Then there’s the importance of boundaries.
We all have them, but the US has forgotten how to handle boundaries on an national and global level. We get up in everyone’s business and assume we know what’s best for them. We create more walls instead of building bridges.
Let’s consider again what it’s like to set limits on a personal level.
We can lovingly set boundaries then let go of the outcomes. If someone won’t respect a boundary, we can disengage.
The same is true for another country. They need to handle their business and have their own consequences.
Sometimes we help the most when we allow someone the dignity to solve their own problems.
Stop. Breathe. Let Go. You can’t make peace with a closed fist.
Fighting for peace is completely irrational and perpetuates more fear and violence.
If we view a worldwide war problem as a troubled relationship, would you threaten to beat the crap out them to get your needs met?
And would you stay with anyone who threatens you? I certainly hope not.
Violence is never a viable solution to beat the crap out of someone to get your way. Try another way.
While we are having this conversation, let’s talk about the Fourth of July.
I never consented to M-80s and gunshots from my neighbor’s yard. How is that supposed to be a celebration of independence? That’s more like display of self-centered arrogance.
No one asked how I felt about continuous loud noises for hours while my young children sleep and I jump, re-traumatized every time I hear a boom.
Shooting off loud fireworks next to your neighbor is violent.
When Fourth of July celebrations in cities and towns include legal personal fireworks, they disregard the needs of several groups.
Those affected are in vulnerable populations: highly sensitive people, neurodivergent folks like those of us on the autism spectrum, veterans, any marginalized group, animals, and young children.
For most of us disturbed, fireworks trigger symptoms of PTSD and cause more harm than some realize. It’s one thing to light up a sparkler, quite another to shoot off guns and explosives.
Please remember that when thinking of how much fun it might be for you. It isn’t fun for all of us.
The history and symbolism of July 4th is violent.
The Declaration of Independence doesn’t include all Americans. All MEN are created equal. But what about women? How about black and brown people?
Although “men” was often used a a gender neutral expression, it isn’t inclusive of everyone.
Women weren’t mentioned. Indigenous people were discarded. Anyone thought of as “inferior” weren’t included. If you’re gay, I guess you don’t get independence either.
These leaders were all white men. They thought women and people of color didn’t deserve to have the same rights because they were considered “less than” a white male.
According to this document, independence in America isn’t available to everyone. So why would I want to celebrate?

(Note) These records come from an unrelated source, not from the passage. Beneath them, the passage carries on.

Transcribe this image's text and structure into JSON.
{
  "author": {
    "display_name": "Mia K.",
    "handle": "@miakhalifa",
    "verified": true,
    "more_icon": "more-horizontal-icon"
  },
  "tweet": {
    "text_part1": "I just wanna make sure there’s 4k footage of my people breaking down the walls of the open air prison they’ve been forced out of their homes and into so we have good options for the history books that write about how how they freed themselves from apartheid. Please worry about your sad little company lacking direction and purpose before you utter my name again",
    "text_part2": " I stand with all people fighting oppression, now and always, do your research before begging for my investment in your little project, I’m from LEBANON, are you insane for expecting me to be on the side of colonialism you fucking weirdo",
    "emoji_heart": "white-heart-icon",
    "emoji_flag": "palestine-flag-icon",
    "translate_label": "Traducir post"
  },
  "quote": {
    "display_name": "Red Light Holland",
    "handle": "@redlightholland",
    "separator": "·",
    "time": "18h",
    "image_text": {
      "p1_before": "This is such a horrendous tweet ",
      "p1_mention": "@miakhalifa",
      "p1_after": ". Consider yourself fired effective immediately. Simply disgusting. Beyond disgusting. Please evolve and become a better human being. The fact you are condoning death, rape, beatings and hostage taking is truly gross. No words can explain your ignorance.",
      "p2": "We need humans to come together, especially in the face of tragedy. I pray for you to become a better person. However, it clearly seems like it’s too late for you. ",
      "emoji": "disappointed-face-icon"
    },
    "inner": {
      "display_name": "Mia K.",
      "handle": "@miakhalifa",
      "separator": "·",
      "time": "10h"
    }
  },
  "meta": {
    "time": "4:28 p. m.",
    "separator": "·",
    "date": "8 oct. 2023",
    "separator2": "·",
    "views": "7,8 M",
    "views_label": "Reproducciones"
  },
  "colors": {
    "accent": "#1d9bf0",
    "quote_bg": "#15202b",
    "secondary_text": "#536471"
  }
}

As a self-identified pansexual woman, I’m not included.
Why celebrate, when the Declaration ignores the rights of entire groups of Americans? Mistreatment is not cause for celebration. It’s tragic. It’s all about superiority and nationalism.
Why give our energy to all of that? Deep down, I believe we all would rather not fight. Most of us want inclusivity and peace for all.

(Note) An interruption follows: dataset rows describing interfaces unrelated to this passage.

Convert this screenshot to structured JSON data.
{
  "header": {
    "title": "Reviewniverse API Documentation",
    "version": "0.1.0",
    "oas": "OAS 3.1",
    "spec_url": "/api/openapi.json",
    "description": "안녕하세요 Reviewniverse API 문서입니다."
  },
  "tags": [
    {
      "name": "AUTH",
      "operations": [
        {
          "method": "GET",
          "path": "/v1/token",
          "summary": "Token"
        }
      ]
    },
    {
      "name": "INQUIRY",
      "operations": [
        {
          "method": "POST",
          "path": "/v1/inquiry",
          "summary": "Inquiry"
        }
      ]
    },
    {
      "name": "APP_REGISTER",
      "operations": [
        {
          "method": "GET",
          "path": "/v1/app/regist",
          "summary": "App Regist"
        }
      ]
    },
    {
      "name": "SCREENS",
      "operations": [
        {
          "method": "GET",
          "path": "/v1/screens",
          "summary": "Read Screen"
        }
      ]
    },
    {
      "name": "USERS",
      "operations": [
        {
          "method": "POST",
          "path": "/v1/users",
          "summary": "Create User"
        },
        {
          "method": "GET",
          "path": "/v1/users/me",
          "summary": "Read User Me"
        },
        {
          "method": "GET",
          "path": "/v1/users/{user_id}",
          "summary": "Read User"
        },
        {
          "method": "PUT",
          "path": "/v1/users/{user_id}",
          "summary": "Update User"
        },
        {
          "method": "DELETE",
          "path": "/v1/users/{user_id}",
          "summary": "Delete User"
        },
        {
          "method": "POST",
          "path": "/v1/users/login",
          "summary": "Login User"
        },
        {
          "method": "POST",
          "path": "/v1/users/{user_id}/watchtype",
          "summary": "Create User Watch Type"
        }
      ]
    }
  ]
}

We are all here together. We have plenty of love to share. Let’s do that instead.
Let’s give all of our energy to peace and interdependence.

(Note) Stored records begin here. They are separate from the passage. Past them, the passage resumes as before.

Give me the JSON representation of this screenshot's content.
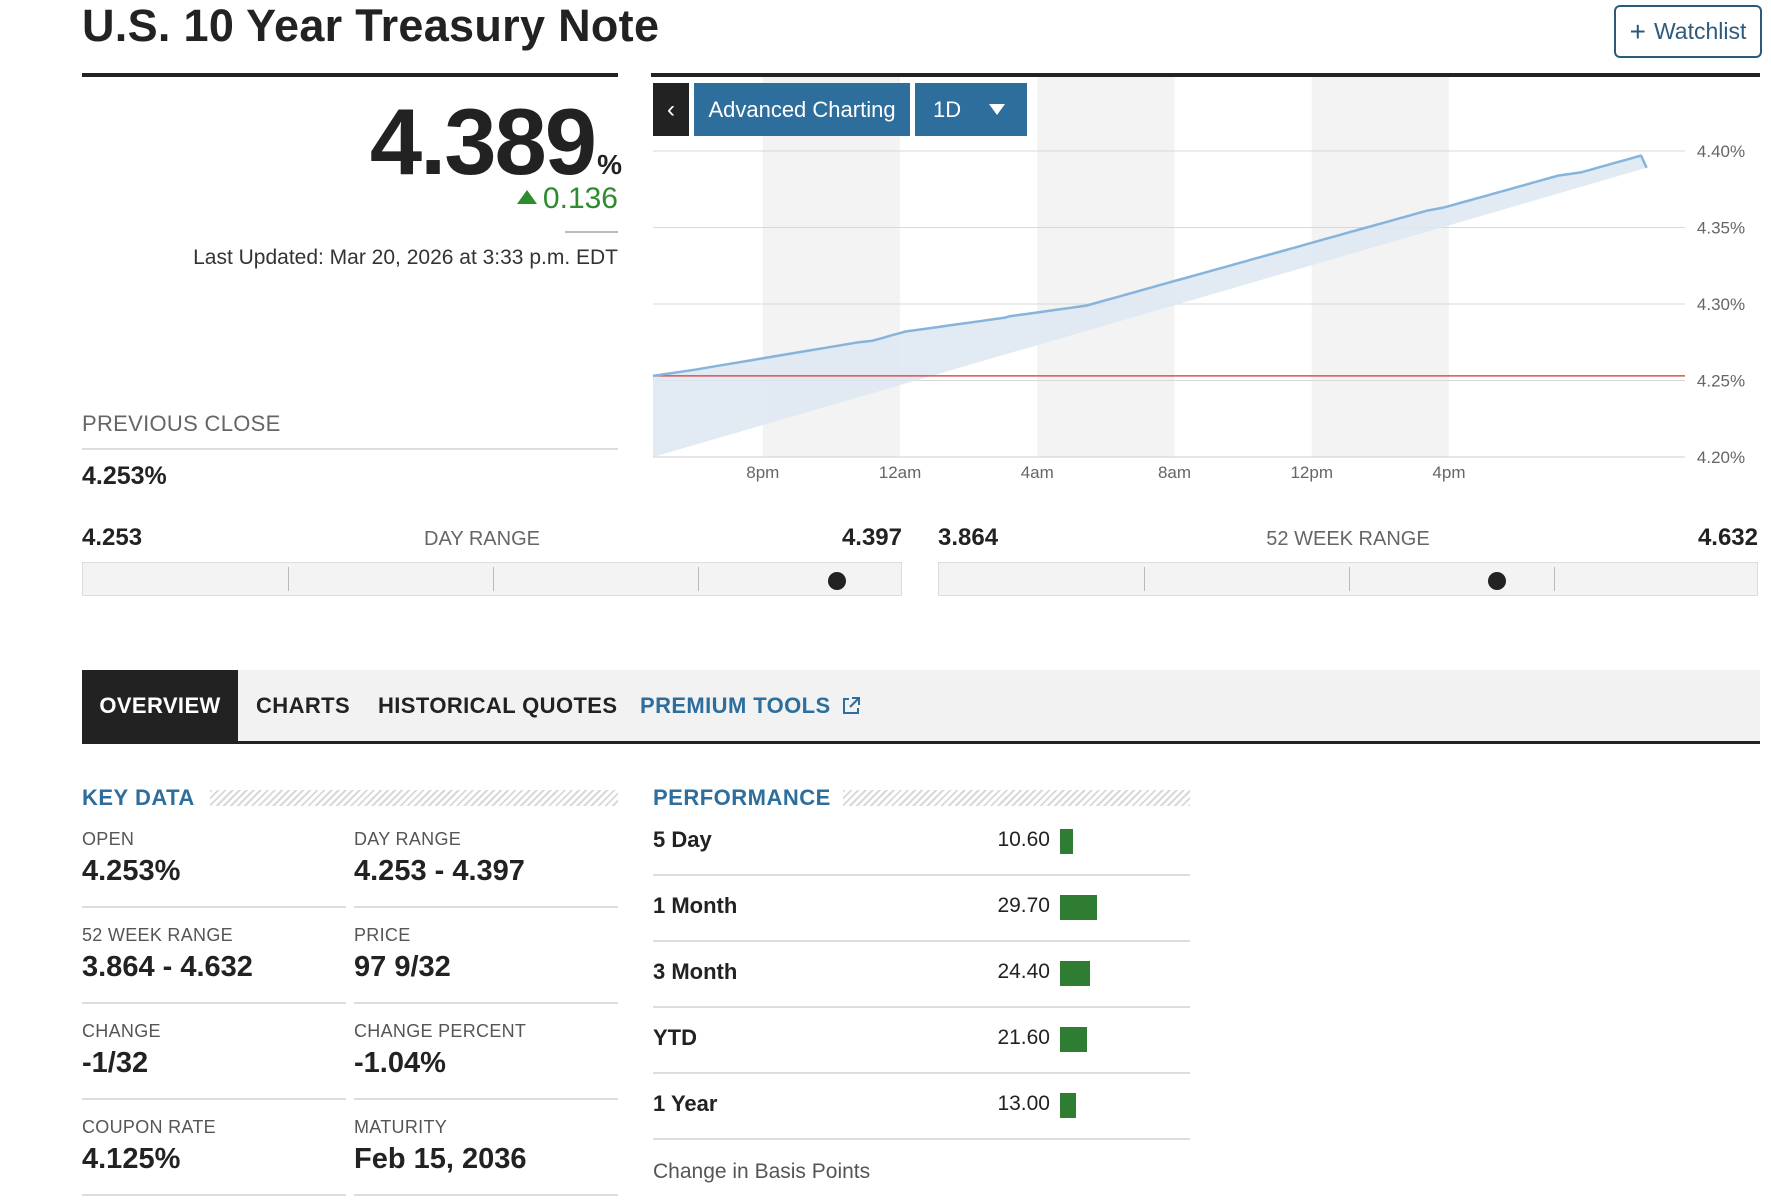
{
  "header": {
    "title": "U.S. 10 Year Treasury Note",
    "watchlist_label": "Watchlist",
    "watchlist_plus": "+"
  },
  "quote": {
    "price": "4.389",
    "unit": "%",
    "change": "0.136",
    "change_direction": "up",
    "last_updated": "Last Updated: Mar 20, 2026 at 3:33 p.m. EDT",
    "previous_close_label": "PREVIOUS CLOSE",
    "previous_close_value": "4.253%"
  },
  "chart_controls": {
    "back_label": "‹",
    "advanced_label": "Advanced Charting",
    "range_label": "1D"
  },
  "chart_data": {
    "type": "area",
    "x_labels": [
      "8pm",
      "12am",
      "4am",
      "8am",
      "12pm",
      "4pm"
    ],
    "y_ticks": [
      "4.40%",
      "4.35%",
      "4.30%",
      "4.25%",
      "4.20%"
    ],
    "ylim": [
      4.2,
      4.4
    ],
    "previous_close": 4.253,
    "x_hours": [
      0,
      1.5,
      2.5,
      3.5,
      4.5,
      5.5,
      6.5,
      7.5,
      8,
      8.2,
      8.4,
      8.6,
      8.8,
      9,
      9.2,
      9.6,
      10,
      10.4,
      10.8,
      11.2,
      11.6,
      12,
      12.4,
      12.8,
      13,
      13.4,
      13.8,
      14.2,
      14.6,
      15,
      15.4,
      15.8,
      16,
      16.2,
      16.4,
      16.6,
      16.8,
      17,
      17.2,
      17.4,
      17.6,
      17.8,
      18,
      18.2,
      18.4,
      18.6,
      18.8,
      19,
      19.2,
      19.4,
      19.6,
      19.8,
      20,
      20.2,
      20.4,
      20.6,
      20.8,
      21,
      21.2,
      21.4,
      21.6,
      21.8,
      22,
      22.2,
      22.4,
      22.6,
      22.8,
      23,
      23.2,
      23.4,
      23.6,
      23.8,
      24,
      24.2,
      24.4,
      24.6,
      24.8,
      25,
      25.2,
      25.4,
      25.6,
      25.8,
      26,
      26.2,
      26.4,
      26.6,
      26.8,
      27,
      27.2,
      27.4,
      27.6,
      27.8,
      28,
      28.2,
      28.5,
      28.8,
      29,
      29.2,
      29.4,
      29.6,
      29.8,
      30,
      30.2,
      30.4,
      30.6,
      30.8,
      31,
      31.2,
      31.4,
      31.6,
      31.8,
      32,
      32.2,
      32.4,
      32.6,
      32.8,
      33,
      33.4,
      33.8,
      34,
      34.2,
      34.4,
      34.6,
      34.8,
      35,
      35.2,
      35.4,
      35.6,
      35.8,
      36,
      36.2,
      36.4,
      36.6,
      36.8
    ],
    "values": [
      4.253,
      4.257,
      4.26,
      4.263,
      4.266,
      4.269,
      4.272,
      4.275,
      4.276,
      4.277,
      4.278,
      4.279,
      4.28,
      4.281,
      4.282,
      4.283,
      4.284,
      4.285,
      4.286,
      4.287,
      4.288,
      4.289,
      4.29,
      4.291,
      4.292,
      4.293,
      4.294,
      4.295,
      4.296,
      4.297,
      4.298,
      4.299,
      4.3,
      4.301,
      4.302,
      4.303,
      4.304,
      4.305,
      4.306,
      4.307,
      4.308,
      4.309,
      4.31,
      4.311,
      4.312,
      4.313,
      4.314,
      4.315,
      4.316,
      4.317,
      4.318,
      4.319,
      4.32,
      4.321,
      4.322,
      4.323,
      4.324,
      4.325,
      4.326,
      4.327,
      4.328,
      4.329,
      4.33,
      4.331,
      4.332,
      4.333,
      4.334,
      4.335,
      4.336,
      4.337,
      4.338,
      4.339,
      4.34,
      4.341,
      4.342,
      4.343,
      4.344,
      4.345,
      4.346,
      4.347,
      4.348,
      4.349,
      4.35,
      4.351,
      4.352,
      4.353,
      4.354,
      4.355,
      4.356,
      4.357,
      4.358,
      4.359,
      4.36,
      4.361,
      4.362,
      4.363,
      4.364,
      4.365,
      4.366,
      4.367,
      4.368,
      4.369,
      4.37,
      4.371,
      4.372,
      4.373,
      4.374,
      4.375,
      4.376,
      4.377,
      4.378,
      4.379,
      4.38,
      4.381,
      4.382,
      4.383,
      4.384,
      4.385,
      4.386,
      4.387,
      4.388,
      4.389,
      4.39,
      4.391,
      4.392,
      4.393,
      4.394,
      4.395,
      4.396,
      4.397,
      4.389
    ]
  },
  "day_range": {
    "low": "4.253",
    "high": "4.397",
    "title": "DAY RANGE",
    "position_fraction": 0.92
  },
  "week52_range": {
    "low": "3.864",
    "high": "4.632",
    "title": "52 WEEK RANGE",
    "position_fraction": 0.68
  },
  "tabs": [
    {
      "label": "OVERVIEW",
      "active": true
    },
    {
      "label": "CHARTS"
    },
    {
      "label": "HISTORICAL QUOTES"
    },
    {
      "label": "PREMIUM TOOLS",
      "external": true
    }
  ],
  "key_data": {
    "title": "KEY DATA",
    "items": [
      {
        "label": "OPEN",
        "value": "4.253%"
      },
      {
        "label": "DAY RANGE",
        "value": "4.253 - 4.397"
      },
      {
        "label": "52 WEEK RANGE",
        "value": "3.864 - 4.632"
      },
      {
        "label": "PRICE",
        "value": "97 9/32"
      },
      {
        "label": "CHANGE",
        "value": "-1/32"
      },
      {
        "label": "CHANGE PERCENT",
        "value": "-1.04%"
      },
      {
        "label": "COUPON RATE",
        "value": "4.125%"
      },
      {
        "label": "MATURITY",
        "value": "Feb 15, 2036"
      }
    ]
  },
  "performance": {
    "title": "PERFORMANCE",
    "rows": [
      {
        "label": "5 Day",
        "value": "10.60",
        "amount": 10.6
      },
      {
        "label": "1 Month",
        "value": "29.70",
        "amount": 29.7
      },
      {
        "label": "3 Month",
        "value": "24.40",
        "amount": 24.4
      },
      {
        "label": "YTD",
        "value": "21.60",
        "amount": 21.6
      },
      {
        "label": "1 Year",
        "value": "13.00",
        "amount": 13.0
      }
    ],
    "note": "Change in Basis Points"
  },
  "colors": {
    "accent": "#2d6e9c",
    "positive": "#2e8b2e",
    "line": "#86b4dc",
    "area": "#dde7f1",
    "prev_close_line": "#d9534f",
    "perf_bar": "#2e7d32"
  }
}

With all that time and money spent on fighting, we could build bridges instead of walls. We could lift each other up instead of tearing each other down. We could possibly live in a peaceful utopia you know we all crave.
You may say I’m a dreamer, but I’m not the only one. ~ Imagine by John Lennon
Interdependence means we rely on and care for each other in our global community. We engage in peaceful negotiation so everyone gets what they need.
We establish firm boundaries without bulldozing over others or depriving them of much needed lessons. We practice loving kindness and compassion.
When we decide to approach conflict with intent on peaceful resolution, we focus on connection.
We’re all connected. Why not come together in peace and love?
If we have no peace, it is because we have forgotten that we belong to each other. ~Mother Teresa
Check out my personal blog at gratefulx365.wordpress.com